According to court documents, one deputy told McDowell during his arrest, “He was my friend.” McDowell’s response is redacted from the report, but the deputy answers back, “Listen man, there is only one person who can judge you for this, and it isn’t me.”
McDowell had to be treated at the hospital for two gunshot wounds he suffered while on the run. One deputy said after McDowell arrived at the hospital, he told the deputy he was a Marine, then made another comment — which is redacted from the report — and went on to tell the deputies he could not imagine what it was like for them to stand there and look at him.
McDowell was later indicted on a murder charge and faces the death penalty if convicted. His next court date is June 23.
Traffic stop turns deadly
When Moyers first turned on his lights to pull over McDowell in the burgundy-colored minivan he was driving, McDowell told the woman in the van with him, “I’m not stopping; I’m not going to jail.”
But McDowell did eventually stop, pulling off US 301 onto Sandy Ford Road, and stopping just short of the railroad tracks — a decision that would later prove fateful for Moyers.
According to the reports, McDowell gave Moyers a false name and didn’t have a driver’s license. Moyers also learned the tag on the van belonged to a different vehicle. Investigators later learned the vehicle had been stolen from Jacksonville.
The woman with McDowell told investigators later that when Moyers approached the van asking for their IDs, McDowell reached behind his seat for his handgun. Moyers asked McDowell if there was a gun inside the van, and he said no.

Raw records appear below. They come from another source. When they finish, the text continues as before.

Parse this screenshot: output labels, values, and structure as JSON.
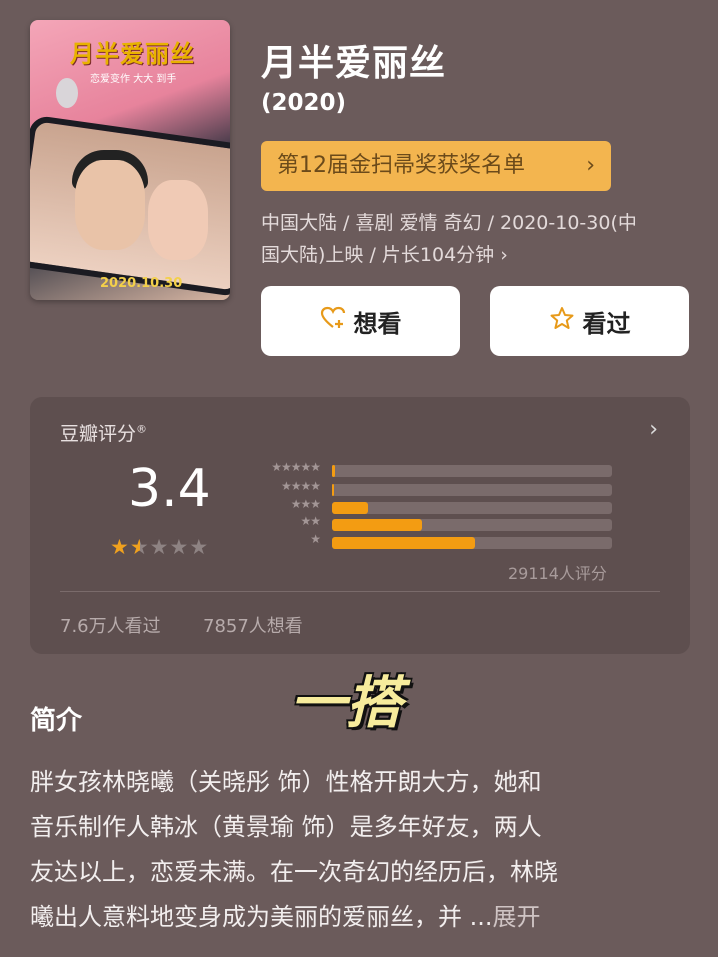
{
  "poster": {
    "title": "月半爱丽丝",
    "subtitle": "恋爱变作 大大 到手",
    "date": "2020.10.30"
  },
  "movie": {
    "title": "月半爱丽丝",
    "year": "(2020)",
    "award": "第12届金扫帚奖获奖名单",
    "meta_line1": "中国大陆 / 喜剧 爱情 奇幻 / 2020-10-30(中",
    "meta_line2": "国大陆)上映 / 片长104分钟 ›"
  },
  "actions": {
    "want_label": "想看",
    "seen_label": "看过"
  },
  "rating": {
    "label": "豆瓣评分",
    "registered": "®",
    "score": "3.4",
    "stars_filled": 1.5,
    "stars_total": 5,
    "distribution": [
      {
        "stars": "★★★★★",
        "fraction": 0.012
      },
      {
        "stars": "★★★★",
        "fraction": 0.008
      },
      {
        "stars": "★★★",
        "fraction": 0.13
      },
      {
        "stars": "★★",
        "fraction": 0.32
      },
      {
        "stars": "★",
        "fraction": 0.51
      }
    ],
    "count": "29114人评分",
    "watched": "7.6万人看过",
    "wish": "7857人想看"
  },
  "overlay_text": "一搭",
  "intro": {
    "heading": "简介",
    "lines": [
      "胖女孩林晓曦（关晓彤 饰）性格开朗大方，她和",
      "音乐制作人韩冰（黄景瑜 饰）是多年好友，两人",
      "友达以上，恋爱未满。在一次奇幻的经历后，林晓",
      "曦出人意料地变身成为美丽的爱丽丝，并 ..."
    ],
    "more": "展开"
  },
  "colors": {
    "background": "#6b5b5b",
    "accent": "#f39c12",
    "award_bg": "#f3b54f"
  }
}
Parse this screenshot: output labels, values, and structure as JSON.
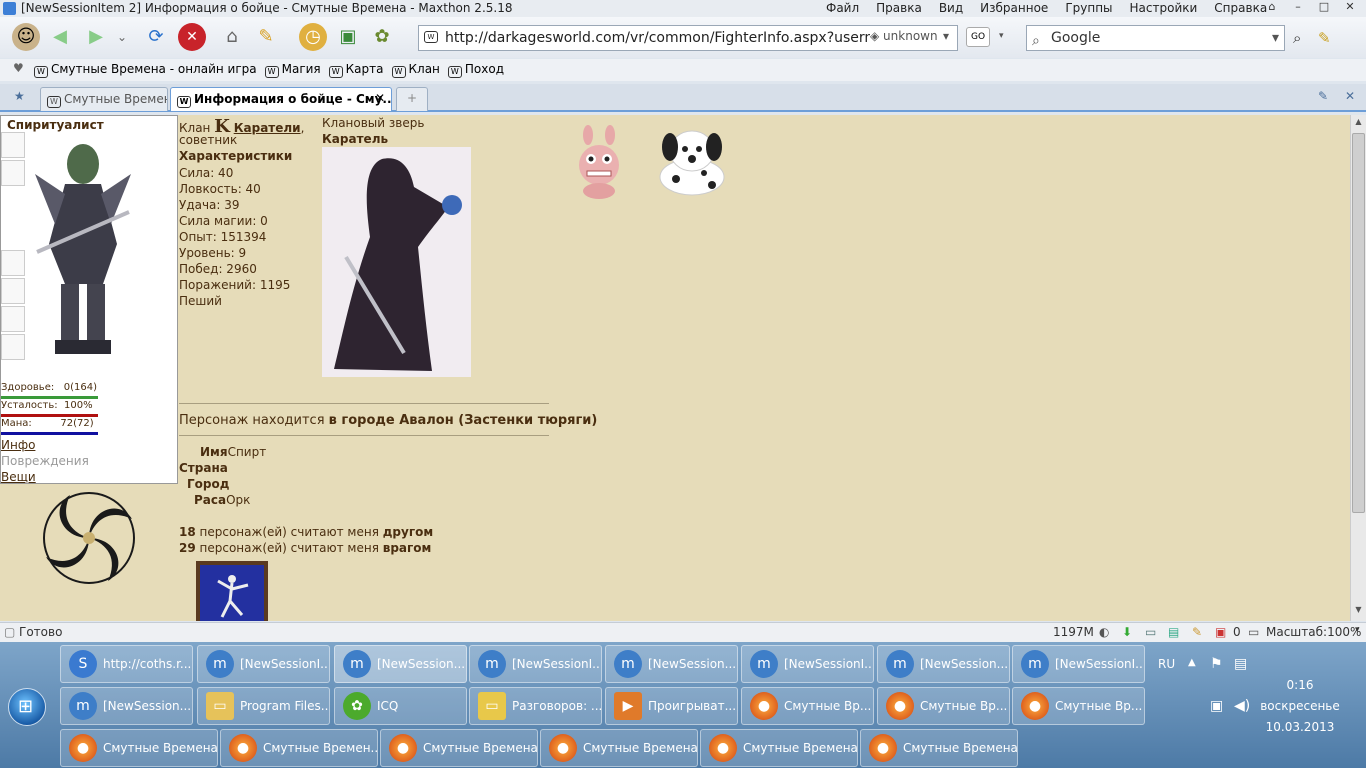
{
  "window": {
    "title": "[NewSessionItem 2] Информация о бойце - Смутные Времена - Maxthon 2.5.18",
    "menu": [
      "Файл",
      "Правка",
      "Вид",
      "Избранное",
      "Группы",
      "Настройки",
      "Справка"
    ]
  },
  "toolbar": {
    "url": "http://darkagesworld.com/vr/common/FighterInfo.aspx?username='",
    "security": "unknown",
    "go": "GO",
    "search_placeholder": "Google"
  },
  "bookmarks": [
    "Смутные Времена - онлайн игра",
    "Магия",
    "Карта",
    "Клан",
    "Поход"
  ],
  "tabs": [
    "Смутные Времена",
    "Информация о бойце - Сму..."
  ],
  "fighter": {
    "class": "Спиритуалист",
    "health_label": "Здоровье:",
    "health_value": "0(164)",
    "fatigue_label": "Усталость:",
    "fatigue_value": "100%",
    "mana_label": "Мана:",
    "mana_value": "72(72)",
    "links": [
      "Инфо",
      "Повреждения",
      "Вещи"
    ],
    "clan_label": "Клан",
    "clan_mark": "K",
    "clan_name": "Каратели",
    "clan_name_comma": ",",
    "clan_rank": "советник",
    "stats_title": "Характеристики",
    "stats": [
      "Сила: 40",
      "Ловкость: 40",
      "Удача: 39",
      "Сила магии: 0",
      "Опыт: 151394",
      "Уровень: 9",
      "Побед: 2960",
      "Поражений: 1195",
      "Пеший"
    ],
    "beast_label": "Клановый зверь",
    "beast_name": "Каратель",
    "location_prefix": "Персонаж находится ",
    "location": "в городе Авалон (Застенки тюряги)",
    "name_label": "Имя",
    "name_value": "Спирт",
    "country_label": "Страна",
    "city_label": "Город",
    "race_label": "Раса",
    "race_value": "Орк",
    "friends_count": "18",
    "friends_text": " персонаж(ей) считают меня ",
    "friends_word": "другом",
    "enemies_count": "29",
    "enemies_text": " персонаж(ей) считают меня ",
    "enemies_word": "врагом"
  },
  "statusbar": {
    "text": "Готово",
    "memory": "1197M",
    "count": "0",
    "zoom": "Масштаб:100%"
  },
  "taskbar": {
    "row1": [
      "http://coths.r...",
      "[NewSessionI...",
      "[NewSession...",
      "[NewSessionI...",
      "[NewSession...",
      "[NewSessionI...",
      "[NewSession...",
      "[NewSessionI..."
    ],
    "row2": [
      "[NewSession...",
      "Program Files...",
      "ICQ",
      "Разговоров: ...",
      "Проигрыват...",
      "Смутные Вр...",
      "Смутные Вр...",
      "Смутные Вр..."
    ],
    "row3": [
      "Смутные Времена...",
      "Смутные Времен...",
      "Смутные Времена...",
      "Смутные Времена...",
      "Смутные Времена...",
      "Смутные Времена..."
    ],
    "lang": "RU",
    "time": "0:16",
    "day": "воскресенье",
    "date": "10.03.2013"
  },
  "colors": {
    "page_bg": "#e6dcb9",
    "text": "#4a2e10",
    "health_bar": "#3a9a3a",
    "fatigue_bar": "#b01010",
    "mana_bar": "#1010a0",
    "tab_accent": "#6d9ed8"
  }
}
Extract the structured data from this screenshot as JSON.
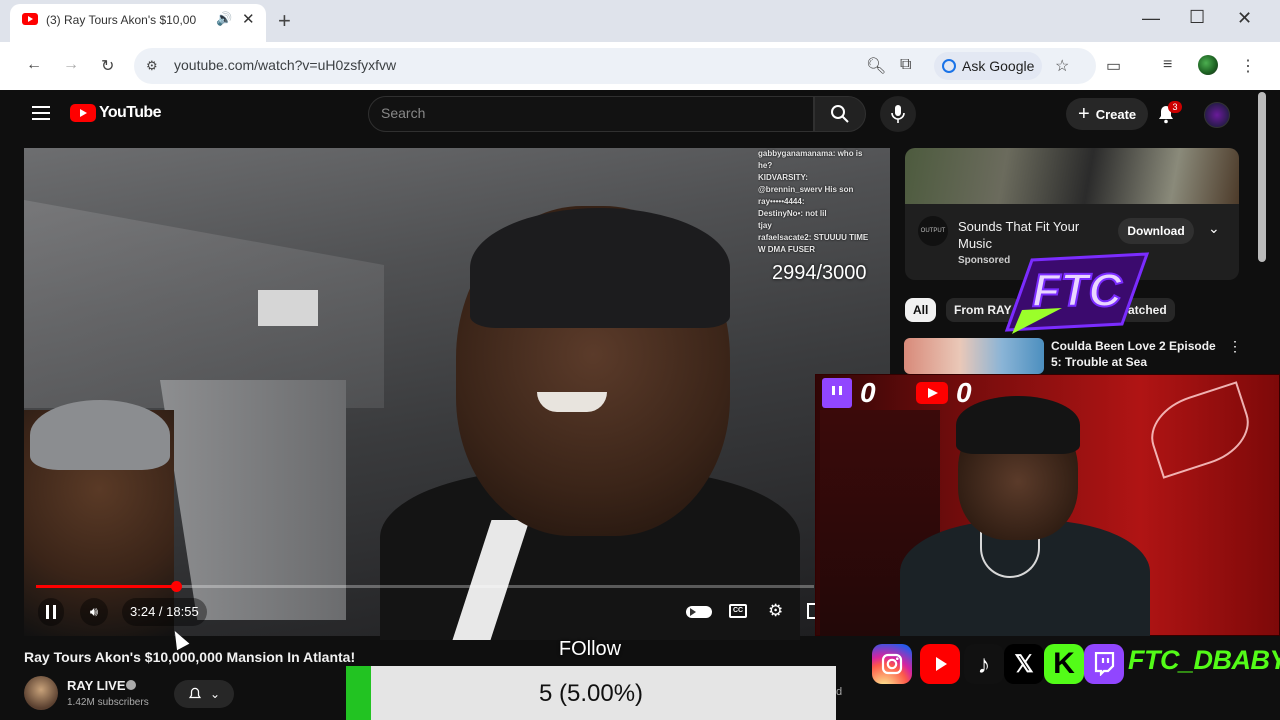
{
  "browser": {
    "tab_title": "(3) Ray Tours Akon's $10,00",
    "url": "youtube.com/watch?v=uH0zsfyxfvw",
    "ask_google": "Ask Google"
  },
  "youtube": {
    "logo_text": "YouTube",
    "search_placeholder": "Search",
    "create_label": "Create",
    "notification_count": "3"
  },
  "video": {
    "current_time": "3:24",
    "duration": "18:55",
    "time_display": "3:24 / 18:55",
    "progress": 0.18,
    "chat_lines": [
      "gabbyganamanama: who is",
      "he?",
      "KIDVARSITY:",
      "@brennin_swerv His son",
      "ray•••••4444:",
      "DestinyNo•:        not lil",
      "tjay",
      "rafaelsacate2: STUUUU TIME",
      "                W DMA FUSER"
    ],
    "overlay_goal": "2994/3000"
  },
  "below_video": {
    "title": "Ray Tours Akon's $10,000,000 Mansion In Atlanta!",
    "channel_name": "RAY LIVE",
    "subscribers": "1.42M subscribers",
    "partial_text": "d"
  },
  "sidebar": {
    "ad": {
      "logo": "OUTPUT",
      "title": "Sounds That Fit Your Music",
      "sponsored": "Sponsored",
      "download": "Download"
    },
    "chips": [
      "All",
      "From RAY",
      "atched"
    ],
    "recommended": {
      "title": "Coulda Been Love 2 Episode 5: Trouble at Sea"
    }
  },
  "stream_overlay": {
    "ftc_logo": "FTC",
    "twitch_viewers": "0",
    "youtube_viewers": "0",
    "handle": "FTC_DBABY",
    "follow_label": "FOllow",
    "follow_goal_text": "5 (5.00%)",
    "follow_goal_progress": 0.05
  }
}
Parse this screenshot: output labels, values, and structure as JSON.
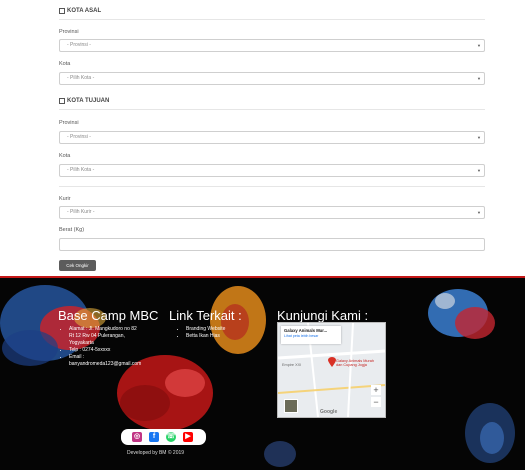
{
  "origin": {
    "heading": "KOTA ASAL",
    "province_label": "Provinsi",
    "province_placeholder": "- Provinsi -",
    "city_label": "Kota",
    "city_placeholder": "- Pilih Kota -"
  },
  "destination": {
    "heading": "KOTA TUJUAN",
    "province_label": "Provinsi",
    "province_placeholder": "- Provinsi -",
    "city_label": "Kota",
    "city_placeholder": "- Pilih Kota -"
  },
  "courier": {
    "label": "Kurir",
    "placeholder": "- Pilih Kurir -"
  },
  "weight": {
    "label": "Berat (Kg)",
    "value": ""
  },
  "check_button": "Cek Ongkir",
  "footer": {
    "col1_title": "Base Camp MBC",
    "address_line": "Alamat : Jl. Mangkudoro no 82",
    "address_line2": "Rt 12 Rw 04 Pulerangan,",
    "address_line3": "Yogyakarta",
    "phone": "Telp : 0274-5xxxxx",
    "email_label": "Email :",
    "email_value": "banyandromeda123@gmail.com",
    "col2_title": "Link Terkait :",
    "links": [
      "Branding Website",
      "Betta Ikan Hias"
    ],
    "col3_title": "Kunjungi Kami :",
    "map": {
      "place_name": "Galaxy Animals Mur...",
      "place_link": "Lihat peta lebih besar",
      "pin_label": "Galaxy Animals Murah dan Cupang Jogja",
      "area_label": "Empire XXI",
      "provider": "Google",
      "zoom_in": "+",
      "zoom_out": "−"
    },
    "developed_by": "Developed by BM © 2019"
  },
  "social_icons": [
    "instagram-icon",
    "facebook-icon",
    "whatsapp-icon",
    "youtube-icon"
  ],
  "colors": {
    "footer_bg": "#050505",
    "footer_accent": "#c41717",
    "button_bg": "#5c5c5c",
    "instagram": "#c13584",
    "facebook": "#1877f2",
    "whatsapp": "#25d366",
    "youtube": "#ff0000"
  }
}
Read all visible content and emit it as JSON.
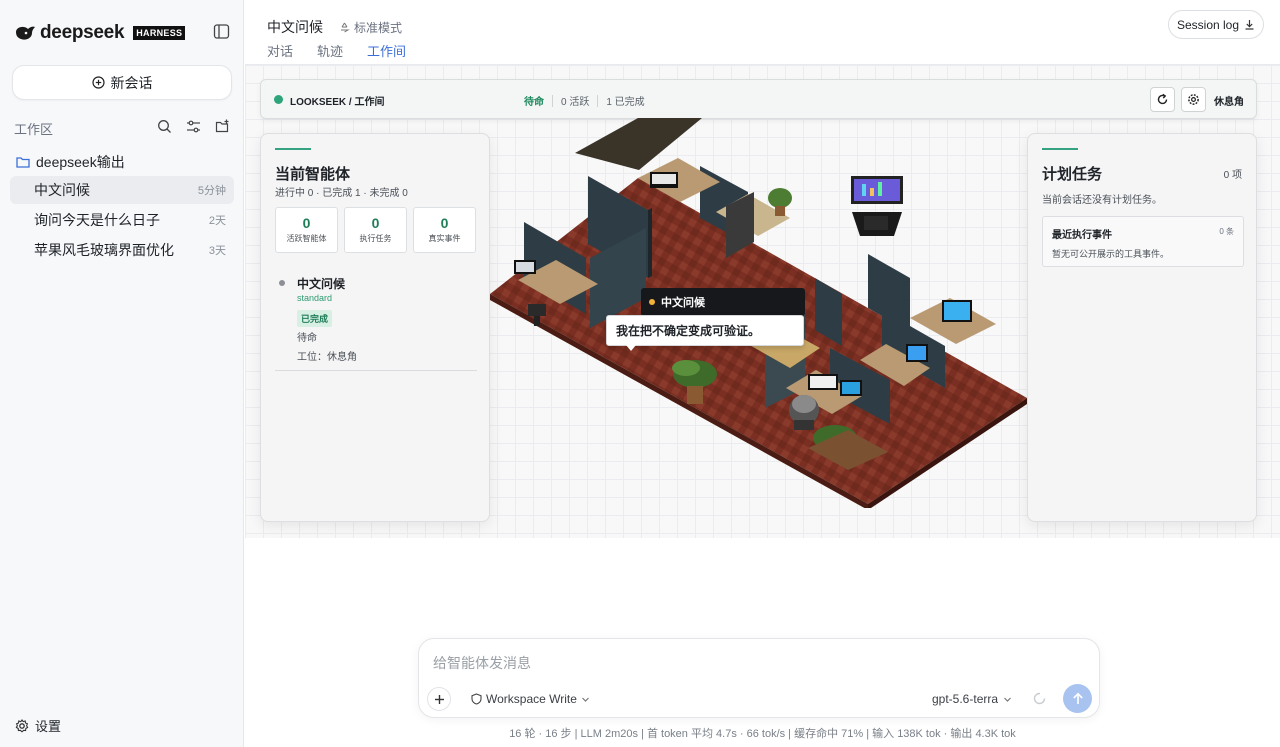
{
  "brand": {
    "name": "deepseek",
    "badge": "HARNESS"
  },
  "sidebar": {
    "new_chat": "新会话",
    "workspace_label": "工作区",
    "folder": "deepseek输出",
    "conversations": [
      {
        "title": "中文问候",
        "time": "5分钟",
        "active": true
      },
      {
        "title": "询问今天是什么日子",
        "time": "2天",
        "active": false
      },
      {
        "title": "苹果风毛玻璃界面优化",
        "time": "3天",
        "active": false
      }
    ],
    "settings": "设置"
  },
  "header": {
    "title": "中文问候",
    "mode": "标准模式",
    "tabs": [
      {
        "label": "对话",
        "active": false
      },
      {
        "label": "轨迹",
        "active": false
      },
      {
        "label": "工作间",
        "active": true
      }
    ],
    "session_log": "Session log"
  },
  "status_bar": {
    "label": "LOOKSEEK / 工作间",
    "state": "待命",
    "active_count": "0 活跃",
    "done_count": "1 已完成",
    "rest": "休息角"
  },
  "left_panel": {
    "title": "当前智能体",
    "summary": "进行中 0 · 已完成 1 · 未完成 0",
    "stats": [
      {
        "value": "0",
        "label": "活跃智能体"
      },
      {
        "value": "0",
        "label": "执行任务"
      },
      {
        "value": "0",
        "label": "真实事件"
      }
    ],
    "agent": {
      "name": "中文问候",
      "type": "standard",
      "badge": "已完成",
      "status": "待命",
      "position": "工位：休息角"
    }
  },
  "right_panel": {
    "title": "计划任务",
    "count": "0 项",
    "empty": "当前会话还没有计划任务。",
    "event_title": "最近执行事件",
    "event_count": "0 条",
    "event_desc": "暂无可公开展示的工具事件。"
  },
  "scene": {
    "agent_tag": "中文问候",
    "bubble": "我在把不确定变成可验证。"
  },
  "composer": {
    "placeholder": "给智能体发消息",
    "workspace": "Workspace Write",
    "model": "gpt-5.6-terra"
  },
  "footer": "16 轮 · 16 步   |   LLM 2m20s   |   首 token 平均 4.7s · 66 tok/s   |   缓存命中 71%   |   输入 138K tok · 输出 4.3K tok",
  "colors": {
    "accent": "#3b6fd8",
    "green": "#1f7d5a",
    "floor": "#7a2f22"
  }
}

Just then, the railroad crossing arms activated with the bells ringing and lights flashing. Moyers turned to look at the crossing arms for just a moment, and when he turned back, McDowell had the gun in his face — and pulled the trigger, shooting Moyers just below his eye, investigators said.
Sheriff Bill Leeper said McDowell fired again and hit Moyers in the back as the deputy fell to the ground. Then he slammed on the gas and sped through the railroad crossing just as the arms were coming down, investigators said.
The encounter was captured on dashcam video from Moyers’ patrol car.
Leeper said the backup deputy that Moyers had called for arrived about 30 seconds later and found him lying in the road.
That’s when the “Officer Down” call went out.
McDowell’s mental health
Also included in new court documents obtained by News4JAX are summaries of interviews with people who knew McDowell and discussed his mental health issues, including severe PTSD and drug abuse, after his deployments in Iraq with the Marines and then as a defense contractor.
One of the interviews is with McDowell’s brother, who is an FBI agent.
The brother told investigators that McDowell said during his time in Iraq, he lost friends and “killed quite a few people.” The brother said a Veterans Affairs counselor once told McDowell that he needed to get over the deaths of his friends, and McDowell attacked the counselor and was banned from the clinic.
The brother said he did not think McDowell was the type of person to shoot a police officer, given that his brother and stepfather who raised him were both law officers.
The brother said McDowell “is not the same person he knew a few years ago.”
A friend who knew McDowell from their work at a private security firm told investigators something similar — that McDowell “was not the Patrick he once knew.” The friend said McDowell’s life went on a “downward spiral” after the suicide of a fellow former Marine.